It was Victor Hugo who claimed “nothing is more powerful than an idea whose time has come,’’ yet here we are, in the year of our lord 2020 (complying with a directive from the nitwits in the Kentucky General Assembly) and the Equal Rights Amendment, initially offered to the 50 states for their consideration in 1972, remains in the dumpster, with the possibility of resurrection sketchy at best. That...

OJ Oleka: Tour of KY campuses indicates private colleges change the lives of low-income students

Setting the benchmark of your first 100 days is a good measure for most leaders. It is in those first few months that you get to set the vision, organize your team, and set out to achieve your goals. In my first 100 days as president of the Association of Independent Kentucky Colleges and Universities (AIKCU), I have visited all 18 AIKCU campuses and learned how our institutions are changing the lives...

Commentary: We pay plenty for bad roads, why not pay for a safe, sustainable system that pays back

Traffic congestion. Potholes. Narrow and crumbling roads. Dangerous intersections. Are they everywhere? No. Do we all know where these trouble spots are in our communities? Yes.   These are the realities that all of us face as drivers, whether in rural or urban areas. Increasing safety and the efficiency of our roads is a responsibility that all of us bear. Whether we realize it or not, we are already...

Rob and Lauren Hudson: Letter of Common Ground about creeping socialism — we must draw the line

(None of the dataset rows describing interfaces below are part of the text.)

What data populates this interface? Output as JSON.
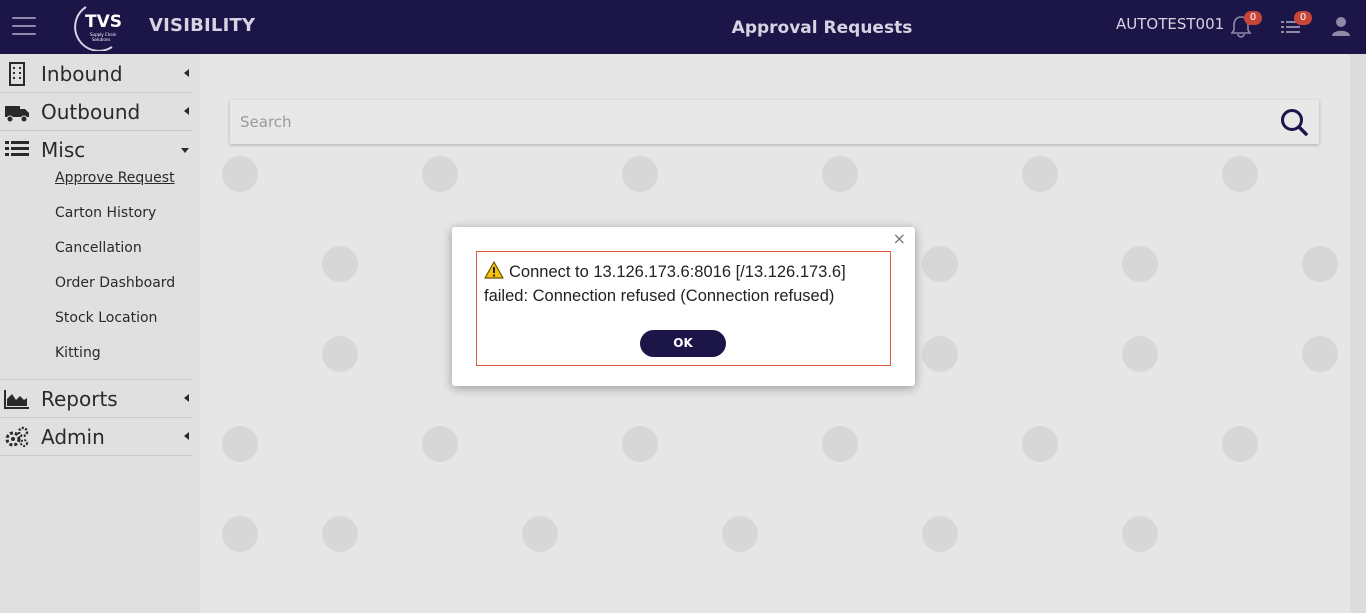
{
  "header": {
    "brand": "VISIBILITY",
    "logo_text": "TVS",
    "logo_subtext": "Supply Chain Solutions",
    "page_title": "Approval Requests",
    "username": "AUTOTEST001",
    "notifications_count": "0",
    "tasks_count": "0"
  },
  "sidebar": {
    "items": [
      {
        "label": "Inbound"
      },
      {
        "label": "Outbound"
      },
      {
        "label": "Misc"
      },
      {
        "label": "Reports"
      },
      {
        "label": "Admin"
      }
    ],
    "misc_sub": [
      {
        "label": "Approve Request"
      },
      {
        "label": "Carton History"
      },
      {
        "label": "Cancellation"
      },
      {
        "label": "Order Dashboard"
      },
      {
        "label": "Stock Location"
      },
      {
        "label": "Kitting"
      }
    ]
  },
  "search": {
    "placeholder": "Search",
    "value": ""
  },
  "dialog": {
    "message": "Connect to 13.126.173.6:8016 [/13.126.173.6] failed: Connection refused (Connection refused)",
    "ok_label": "OK",
    "close_symbol": "×"
  },
  "colors": {
    "topbar": "#1c1548",
    "accent": "#1c1548",
    "dialog_border": "#e35a3a",
    "badge": "#c8453a"
  }
}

Letters for families based on the book “It Can Be Done” @studentsleadusa We write today to discourage Americans from crossing a line into harmful, creeping socialism. At some point, excessive government taxes, laws, spending, and business regulation cross over into control of business which removes business independence. Creeping socialism, with its potential to curb business creation and growth,...

Opinion: Advocates say Marsy’s Law is crucial tool to help safeguard and empower victims

Sometimes simply having a voice in the process and being treated with respect makes all the difference. That’s something we’ve heard time and again from survivors as they navigate the criminal justice system. It’s also quite often the defining factor in whether they feel justice was rendered or if the very system in place to protect them made them feel even further victimized. As directors of...

Marcie Timmerman: Support bill that protects Kentuckians from high prices at the pharmacy counter

Nearly two years ago, I was prescribed my first biologic medication to treat my autoimmune disease. Since then, this medication and others have been vital in managing my health. Innovative medicines, sadly, come with a steep price tag. Fortunately, a co-pay assistance card was available from the drug manufacturer to help keep my out-of-pocket costs manageable and predictable. Everything was going...

Al Cross: List of possible constitutional amendments lengthens (includes new taxes); only four are allowed

“No man’s life, liberty or property are safe while the legislature is in session.” That quote, one of many falsely attributed to Mark Twain, apparently originated with Gideon Tucker, a New York lawyer, politician and newspaper editor, in 1866. It’s an exaggeration, but a useful reminder that our nation and its states are republics – in which we, the people, invest in their elected...

Bill Straub: When enough is really enough, whenever that may be, there’s always the November ballot box

When is enough, finally, enough. That essentially is the question that will be posed to voters of Kentucky’s Fourth Congressional District this November when it comes to Rep. Thomas Massie, R-SomewhereorotherLewisCounty, who has been applying his brand of oddball legislating in the nation’s capital for better than seven long years now. Massie, as most observers of his reckless meanderings know...

Commentary: We agree that Marsy’s Law offers only empty promises; it’s bad for victims, wrong for KY

By Sen. John Schickel, (R) District 11 Shane Young, Commonwealth Attorney Heather Gatnarek, ACLU-KY Staff Attorney Scott Hofstra, United Kentucky Tea Party Jan Skavdahl, Northern Kentucky Tea Party It’s not often that you see an ACLU attorney, a Republican Senator, a Commonwealth Attorney and members of the Tea Party agreeing on something. This may be a first in Kentucky history, but we all agree...